    The First Emperor’s dream of conquering all his neighbours, then doing it all again in the afterlife, was a madman’s dream. But he’s as compelling a figure as he is because he was simultaneously a madman and a practical genius who organised and prepared his society so thoroughly, and with such attention to detail, that the dreams could actually be fulfilled. He gave China a script that is still basically in use today. He standardised weights and measures. He created a working administration whose descendants still run the country.

    I learnt so much from this show, and kept having to resist the temptation to make outrageous connections between Ying’s China and the modern one. For instance, the First Emperor pioneered the use of mass production. Various essentials of war were designed to be easily interchangeable – crossbow mechanisms, arrowheads. It was a ruthless sort of manufacture and, although it could result in beauty – as with the lovely bronze bowls seen here, inlaid with gold and silver, or the gorgeous dancing cranes, also made to be buried with the emperor – its chief ambition was to arrive at efficiency and ease of use.

    All this the BM reveals in a nicely judged march-past of objects and info that leads you gently but inexorably to the show’s lofty central space, where the terracotta army has decided to camp. The clay soldiers were the most dramatic of all Ying’s efforts at mass production – they came out of the kiln in bits, and had to be assembled by huge teams of overworked slaves, who can be seen here, in models, struggling mightily to put the pieces together in ways that anyone who has brought home a flat-pack from Ikea will recognise. Yet, although this is extraordinarily prescient mass production, it is still mass production of 2,000 years ago, in clay, with imperfect machinery, so more than enough human touches have survived in the characterisation of the soldiers and the fingerprints of their makers.

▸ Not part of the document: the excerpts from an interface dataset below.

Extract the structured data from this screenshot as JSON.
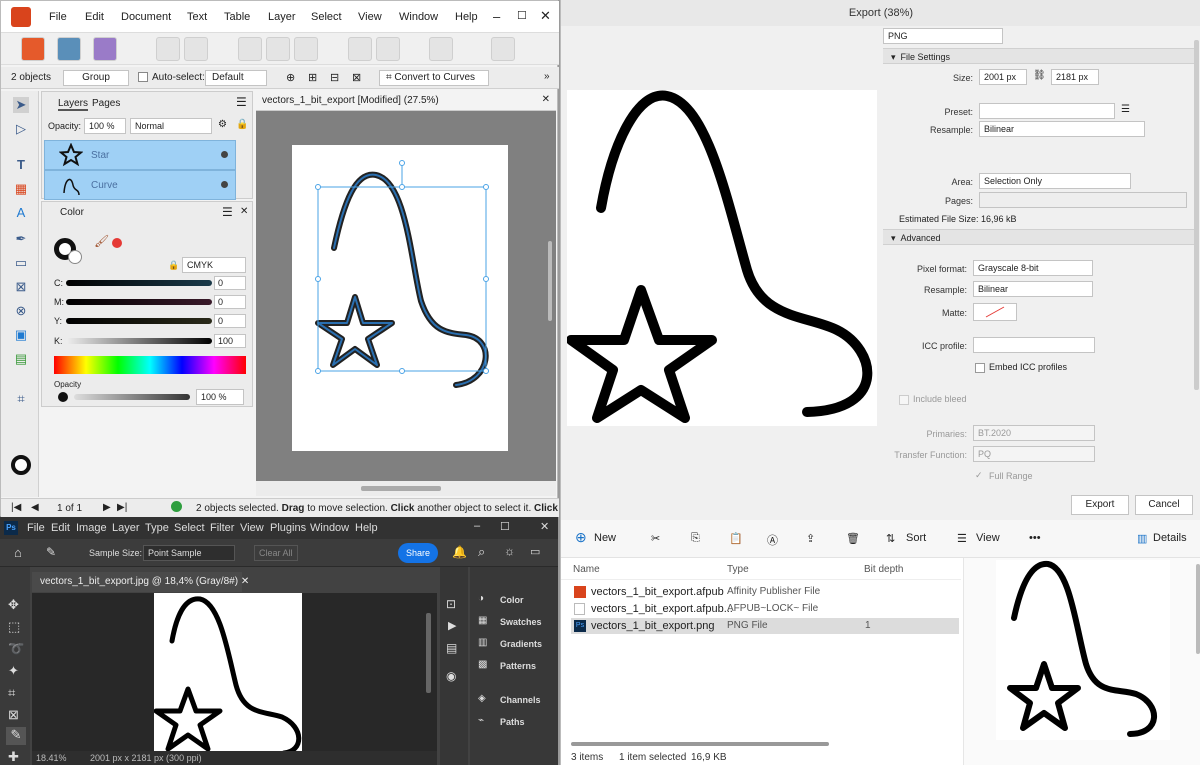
{
  "affinity": {
    "menu": [
      "File",
      "Edit",
      "Document",
      "Text",
      "Table",
      "Layer",
      "Select",
      "View",
      "Window",
      "Help"
    ],
    "context": {
      "selection_count": "2 objects",
      "group": "Group",
      "auto_select": "Auto-select:",
      "auto_select_value": "Default",
      "convert": "Convert to Curves"
    },
    "layers_panel": {
      "tab_layers": "Layers",
      "tab_pages": "Pages",
      "opacity_label": "Opacity:",
      "opacity": "100 %",
      "blend": "Normal",
      "items": [
        {
          "name": "Star"
        },
        {
          "name": "Curve"
        }
      ]
    },
    "color_panel": {
      "title": "Color",
      "mode": "CMYK",
      "channels": [
        {
          "label": "C:",
          "value": "0"
        },
        {
          "label": "M:",
          "value": "0"
        },
        {
          "label": "Y:",
          "value": "0"
        },
        {
          "label": "K:",
          "value": "100"
        }
      ],
      "opacity_label": "Opacity",
      "opacity": "100 %"
    },
    "doc_tab": "vectors_1_bit_export [Modified] (27.5%)",
    "status": {
      "page": "1 of 1",
      "message_pre": "2 objects selected.",
      "drag": "Drag",
      "message_mid": "to move selection.",
      "click": "Click",
      "message_post": "another object to select it.",
      "click2": "Click"
    }
  },
  "export": {
    "title": "Export (38%)",
    "format": "PNG",
    "file_settings": "File Settings",
    "size_label": "Size:",
    "width": "2001 px",
    "height": "2181 px",
    "preset_label": "Preset:",
    "preset": "",
    "resample_label": "Resample:",
    "resample": "Bilinear",
    "area_label": "Area:",
    "area": "Selection Only",
    "pages_label": "Pages:",
    "pages": "",
    "estimated": "Estimated File Size: 16,96 kB",
    "advanced": "Advanced",
    "pixel_format_label": "Pixel format:",
    "pixel_format": "Grayscale 8-bit",
    "resample2_label": "Resample:",
    "resample2": "Bilinear",
    "matte_label": "Matte:",
    "icc_label": "ICC profile:",
    "icc": "",
    "embed_icc": "Embed ICC profiles",
    "include_bleed": "Include bleed",
    "primaries_label": "Primaries:",
    "primaries": "BT.2020",
    "transfer_label": "Transfer Function:",
    "transfer": "PQ",
    "full_range": "Full Range",
    "export_button": "Export",
    "cancel_button": "Cancel"
  },
  "photoshop": {
    "menu": [
      "File",
      "Edit",
      "Image",
      "Layer",
      "Type",
      "Select",
      "Filter",
      "View",
      "Plugins",
      "Window",
      "Help"
    ],
    "sample_size_label": "Sample Size:",
    "sample_size": "Point Sample",
    "clear_all": "Clear All",
    "share": "Share",
    "doc_tab": "vectors_1_bit_export.jpg @ 18,4% (Gray/8#)",
    "zoom": "18.41%",
    "doc_info": "2001 px x 2181 px (300 ppi)",
    "panels": [
      "Color",
      "Swatches",
      "Gradients",
      "Patterns",
      "Channels",
      "Paths"
    ]
  },
  "explorer": {
    "toolbar": {
      "new": "New",
      "sort": "Sort",
      "view": "View",
      "more": "•••",
      "details": "Details"
    },
    "columns": {
      "name": "Name",
      "type": "Type",
      "bit_depth": "Bit depth"
    },
    "files": [
      {
        "name": "vectors_1_bit_export.afpub",
        "type": "Affinity Publisher File",
        "bit": ""
      },
      {
        "name": "vectors_1_bit_export.afpub...",
        "type": "AFPUB~LOCK~ File",
        "bit": ""
      },
      {
        "name": "vectors_1_bit_export.png",
        "type": "PNG File",
        "bit": "1"
      }
    ],
    "status": {
      "items": "3 items",
      "selected": "1 item selected",
      "size": "16,9 KB"
    }
  }
}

    The emperor was so determined to take everything with him to the afterlife that he also commanded acrobats to be made for him, and administrators, musicians, plate-spinners. His actual tomb has not yet been excavated, but it is said he recreated his entire empire down there, with rivers made of mercury, a false sky filled with stars and ersatz mountains to climb and dream on. There is clearly so much more to find out about Ying and his mad refusal to go. I envy those future generations who are going to get the details.